Here at MyPerfectResume, we maintain contact with a wide network of recruiters and hiring managers across a range of industries. And our contacts have plenty to tell us about what the interview process looks like from their side of the table. This week, courtesy of our friends in the staffing field, we offer five different interviewing styles and how each one comes across from the interviewer's point of view. Do you fall into any of these patterns? If you do, embrace your style and make it work for you!
1. The Nervous Charmer
This person seems barely in control of her emotions during the session, and these emotions are easy to identify: nervous energy, excitement, shyness, and a heavy dose of what can best be described as "awkward charm". She drops things, including the ends of some of her sentences, and she waits a beat too long to answer questions, so she and the interviewer end up talking over and into each other in blurts like verbal bumper cars.

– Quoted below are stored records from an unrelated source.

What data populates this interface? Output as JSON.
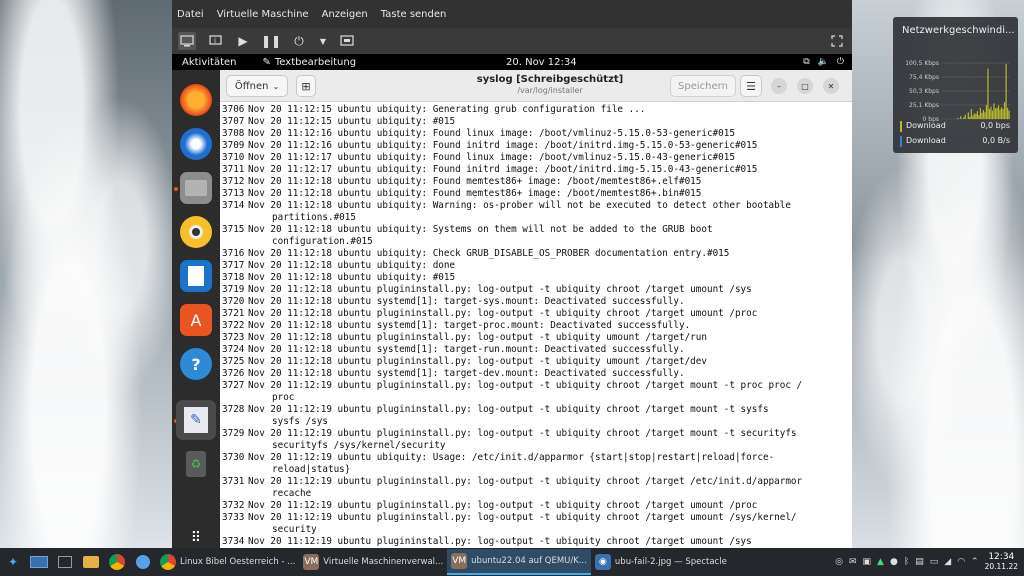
{
  "host_menu": [
    "Datei",
    "Virtuelle Maschine",
    "Anzeigen",
    "Taste senden"
  ],
  "guest_topbar": {
    "activities": "Aktivitäten",
    "app_name": "Textbearbeitung",
    "clock": "20. Nov  12:34"
  },
  "editor": {
    "open_label": "Öffnen",
    "title": "syslog [Schreibgeschützt]",
    "subtitle": "/var/log/installer",
    "save_label": "Speichern"
  },
  "log_lines": [
    {
      "n": "3706",
      "t": "Nov 20 11:12:15 ubuntu ubiquity: Generating grub configuration file ..."
    },
    {
      "n": "3707",
      "t": "Nov 20 11:12:15 ubuntu ubiquity: #015"
    },
    {
      "n": "3708",
      "t": "Nov 20 11:12:16 ubuntu ubiquity: Found linux image: /boot/vmlinuz-5.15.0-53-generic#015"
    },
    {
      "n": "3709",
      "t": "Nov 20 11:12:16 ubuntu ubiquity: Found initrd image: /boot/initrd.img-5.15.0-53-generic#015"
    },
    {
      "n": "3710",
      "t": "Nov 20 11:12:17 ubuntu ubiquity: Found linux image: /boot/vmlinuz-5.15.0-43-generic#015"
    },
    {
      "n": "3711",
      "t": "Nov 20 11:12:17 ubuntu ubiquity: Found initrd image: /boot/initrd.img-5.15.0-43-generic#015"
    },
    {
      "n": "3712",
      "t": "Nov 20 11:12:18 ubuntu ubiquity: Found memtest86+ image: /boot/memtest86+.elf#015"
    },
    {
      "n": "3713",
      "t": "Nov 20 11:12:18 ubuntu ubiquity: Found memtest86+ image: /boot/memtest86+.bin#015"
    },
    {
      "n": "3714",
      "t": "Nov 20 11:12:18 ubuntu ubiquity: Warning: os-prober will not be executed to detect other bootable"
    },
    {
      "n": "",
      "t": "partitions.#015"
    },
    {
      "n": "3715",
      "t": "Nov 20 11:12:18 ubuntu ubiquity: Systems on them will not be added to the GRUB boot"
    },
    {
      "n": "",
      "t": "configuration.#015"
    },
    {
      "n": "3716",
      "t": "Nov 20 11:12:18 ubuntu ubiquity: Check GRUB_DISABLE_OS_PROBER documentation entry.#015"
    },
    {
      "n": "3717",
      "t": "Nov 20 11:12:18 ubuntu ubiquity: done"
    },
    {
      "n": "3718",
      "t": "Nov 20 11:12:18 ubuntu ubiquity: #015"
    },
    {
      "n": "3719",
      "t": "Nov 20 11:12:18 ubuntu plugininstall.py: log-output -t ubiquity chroot /target umount /sys"
    },
    {
      "n": "3720",
      "t": "Nov 20 11:12:18 ubuntu systemd[1]: target-sys.mount: Deactivated successfully."
    },
    {
      "n": "3721",
      "t": "Nov 20 11:12:18 ubuntu plugininstall.py: log-output -t ubiquity chroot /target umount /proc"
    },
    {
      "n": "3722",
      "t": "Nov 20 11:12:18 ubuntu systemd[1]: target-proc.mount: Deactivated successfully."
    },
    {
      "n": "3723",
      "t": "Nov 20 11:12:18 ubuntu plugininstall.py: log-output -t ubiquity umount /target/run"
    },
    {
      "n": "3724",
      "t": "Nov 20 11:12:18 ubuntu systemd[1]: target-run.mount: Deactivated successfully."
    },
    {
      "n": "3725",
      "t": "Nov 20 11:12:18 ubuntu plugininstall.py: log-output -t ubiquity umount /target/dev"
    },
    {
      "n": "3726",
      "t": "Nov 20 11:12:18 ubuntu systemd[1]: target-dev.mount: Deactivated successfully."
    },
    {
      "n": "3727",
      "t": "Nov 20 11:12:19 ubuntu plugininstall.py: log-output -t ubiquity chroot /target mount -t proc proc /"
    },
    {
      "n": "",
      "t": "proc"
    },
    {
      "n": "3728",
      "t": "Nov 20 11:12:19 ubuntu plugininstall.py: log-output -t ubiquity chroot /target mount -t sysfs"
    },
    {
      "n": "",
      "t": "sysfs /sys"
    },
    {
      "n": "3729",
      "t": "Nov 20 11:12:19 ubuntu plugininstall.py: log-output -t ubiquity chroot /target mount -t securityfs"
    },
    {
      "n": "",
      "t": "securityfs /sys/kernel/security"
    },
    {
      "n": "3730",
      "t": "Nov 20 11:12:19 ubuntu ubiquity: Usage: /etc/init.d/apparmor {start|stop|restart|reload|force-"
    },
    {
      "n": "",
      "t": "reload|status}"
    },
    {
      "n": "3731",
      "t": "Nov 20 11:12:19 ubuntu plugininstall.py: log-output -t ubiquity chroot /target /etc/init.d/apparmor"
    },
    {
      "n": "",
      "t": "recache"
    },
    {
      "n": "3732",
      "t": "Nov 20 11:12:19 ubuntu plugininstall.py: log-output -t ubiquity chroot /target umount /proc"
    },
    {
      "n": "3733",
      "t": "Nov 20 11:12:19 ubuntu plugininstall.py: log-output -t ubiquity chroot /target umount /sys/kernel/"
    },
    {
      "n": "",
      "t": "security"
    },
    {
      "n": "3734",
      "t": "Nov 20 11:12:19 ubuntu plugininstall.py: log-output -t ubiquity chroot /target umount /sys"
    }
  ],
  "network_widget": {
    "title": "Netzwerkgeschwindi...",
    "y_ticks": [
      "100,5 Kbps",
      "75,4 Kbps",
      "50,3 Kbps",
      "25,1 Kbps",
      "0 bps"
    ],
    "rows": [
      {
        "label": "Download",
        "value": "0,0 bps",
        "color": "#b8b82e"
      },
      {
        "label": "Download",
        "value": "0,0 B/s",
        "color": "#3a7fd5"
      }
    ],
    "activity": [
      0,
      0,
      0,
      0,
      0,
      0,
      0,
      0,
      0,
      0,
      0.02,
      0,
      0.05,
      0,
      0.03,
      0.08,
      0,
      0.12,
      0.04,
      0.18,
      0.06,
      0.1,
      0.09,
      0.14,
      0.07,
      0.2,
      0.11,
      0.16,
      0.12,
      0.25,
      0.9,
      0.18,
      0.22,
      0.15,
      0.28,
      0.19,
      0.2,
      0.24,
      0.17,
      0.21,
      0.18,
      0.3,
      0.98,
      0.2,
      0.15
    ]
  },
  "taskbar": {
    "tasks": [
      {
        "label": "Linux Bibel Oesterreich - ...",
        "icon_color": "#db4437"
      },
      {
        "label": "Virtuelle Maschinenverwal...",
        "icon_color": "#8a6d5a"
      },
      {
        "label": "ubuntu22.04 auf QEMU/K...",
        "icon_color": "#8a6d5a"
      },
      {
        "label": "ubu-fail-2.jpg — Spectacle",
        "icon_color": "#3a6fb0"
      }
    ],
    "clock_time": "12:34",
    "clock_date": "20.11.22"
  },
  "colors": {
    "accent": "#e95420",
    "taskbar_active": "#3daee9"
  }
}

But somehow, despite the occasional cheerful miscommunication, she bounces back and her message comes through clearly: she's great at what she does, she's happy to be sitting here, and she really, really wants this job. If nothing stands in the way, she'll be hired by the end of the week.
2. The Nervous Train Wreck
This candidate faces the same problem—nervous energy—but he solves it in a different way. He tries to pretend he isn't nervous at all, and since he really is, his voice and body language send a confusing message. He tells terrible jokes in a tight voice, and emits a loud fake laugh every few minutes. His attempts to "dispel the tension" only make it worse. By the end of the interview, both parties feel oddly exhausted, and the interviewer is relieved to show him to the door. The end result: She hopes they never meet again.
3. The Confident Question Mark
This candidate is overflowing with confidence. She strides into the room and tells the interviewer exactly what she wants, what she can do, and why she's perfect for this job. She tells a convincing tale…but is this confidence real? Or is she simply very, very good at job interviews? At the end of the day, the interviewer decides that it doesn't matter; he's sold. She may be the real deal, or she may be full of convincing bluster, but he's ready to take a chance.
4. The Confident Zero
This candidate also decides to use confidence as his tool—or weapon– of choice. There's only one problem: he can't tell the difference between confidence and arrogance. He swaggers in, ignores the friendly receptionist in the lobby, gives the interviewer a square-jawed glare instead of a smile, and proceeds to explain all the reasons why the job is essentially already his. The outcome: the interview is practically over before it starts. Next.
5. The Candidate who Sees the Big Picture
This candidate knows what she can offer, but more important, she knows why she's here. She sees all the angles, and she's as cool as a cucumber. The stakes don't overwhelm her. If this job isn't a fit, she knows the next one will be. She asks as many questions as she answers, and she treats the interviewer like a human being and a potential new friend. Not like a police officer, a schoolmarm, or a stern parent. The outcome: she makes a real connection with the interviewer…who later becomes her boss in a thriving professional relationship. Visit MyPerfectResume for more on how to ace your interview and land the job you're looking for.
Filed Under: Career Advice